3) [preliminary version] With your data set (same as before or a different one that consists of i.i.d. observations suitable for multiple logistic regression with a binary outcome), keep the overall description as before. Then do the following:

a)
Describe
the distribution of the outcome variable, identify a main predictor that you’re
interested in studying its effect on the outcome (this can be the group
variable from week 5 or a different one);

b)
Identify
other variables (i.e. predictors, often called covariates) that might be
related to the outcome or the main predictor, discuss these variables in the
context of part 2) above of this assignment;

c)
Carry
out univariate logistic regression of the outcome on each of the predictors
including the main predictor, interpret the results in terms of odds ratio etc.

d)
Fit
a multiple logistic regression model by including more than one predictors, interpret the results in terms of conditional
odds ratio etc.

Week 7 [group
project, due 11:59pm on Sunday 3/1]:

1) Constructive criticism for student presentations.

2) [improved version] Continue with and polish your work in part 3) of week 6. Also do the following:

a) Instead of 3d) from week 6, use one of the stepwise procedures we talked about, together with computing the generalized R-squared and AIC for each model considered during the process, to arrive at a ‘final’ multiple logistic regression model.

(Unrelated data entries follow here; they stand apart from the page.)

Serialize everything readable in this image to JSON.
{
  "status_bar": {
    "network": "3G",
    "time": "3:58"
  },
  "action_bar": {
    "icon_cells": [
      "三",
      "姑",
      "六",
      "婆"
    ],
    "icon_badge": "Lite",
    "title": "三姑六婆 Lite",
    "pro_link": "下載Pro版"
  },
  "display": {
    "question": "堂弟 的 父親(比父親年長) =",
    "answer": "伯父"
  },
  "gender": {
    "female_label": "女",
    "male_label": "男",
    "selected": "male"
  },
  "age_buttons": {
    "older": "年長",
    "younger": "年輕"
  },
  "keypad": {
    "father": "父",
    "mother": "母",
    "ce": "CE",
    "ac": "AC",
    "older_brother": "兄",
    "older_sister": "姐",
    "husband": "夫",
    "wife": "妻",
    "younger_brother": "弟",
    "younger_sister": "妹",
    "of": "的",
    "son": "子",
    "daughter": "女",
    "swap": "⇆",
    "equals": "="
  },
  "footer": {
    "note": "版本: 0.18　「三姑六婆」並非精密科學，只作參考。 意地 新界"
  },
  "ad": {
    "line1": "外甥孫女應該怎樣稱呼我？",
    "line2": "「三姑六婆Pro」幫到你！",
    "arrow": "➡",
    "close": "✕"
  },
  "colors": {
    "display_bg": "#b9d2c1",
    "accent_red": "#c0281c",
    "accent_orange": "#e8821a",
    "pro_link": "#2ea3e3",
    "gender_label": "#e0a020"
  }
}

Consider interaction terms also. Interpret the results from your final model in the context of the research question that you are trying to answer.

b) Towards the end of your report, write a paragraph discussing limitations from your data source, assumptions, approaches etc. as applicable. For those that the grader marked comments about the i.i.d. assumption from week 5 homework, be sure to including discussion on those.

Week 8 [group project]:

1) Constructive criticism for student presentations.

2) [final version] Continue with your work from previous two weeks, take your final model from week 7:

a)
Perform
prediction on the whole data set, plot the ROC curve and compute the AUC;

b)
Use
a randomly chosen 90% of your observations as training sample to fit the final
model (if your data set is too small, you may reduce your final model to a
smaller one this week), and use the rest 10% as test sample to compute the
out-of-sample AUC;

c)
Now
instead of test-training sample, carry out 10-fold CV with 10 repetitions to
estimate the out-of-sample AUC;

d)
Comment
on your results.

Week 10:

Constructive criticism for each of the 4
group presentations: 1) what the data were about and what analyses were done;
2) strengths of the analyses and presentation; 3) room for improvement.

Final Group Project
(20%, due 11:59pm on Sunday 3/15):

1)
Compile a
collection of tips for best data presentation, including the illustration and R
script for each. (5%)

2)
See Canvas. (15%
+ 2% bonus)

**Grading:** 70% Homework (20% preliminary + 50% improved) +
10% Presentation + 20% Final Project

Note: we will drop at least one
lowest HW score before computing the final grade. Each week’s assignment
otherwise carry the same weight within the 20% and
50%, respectively.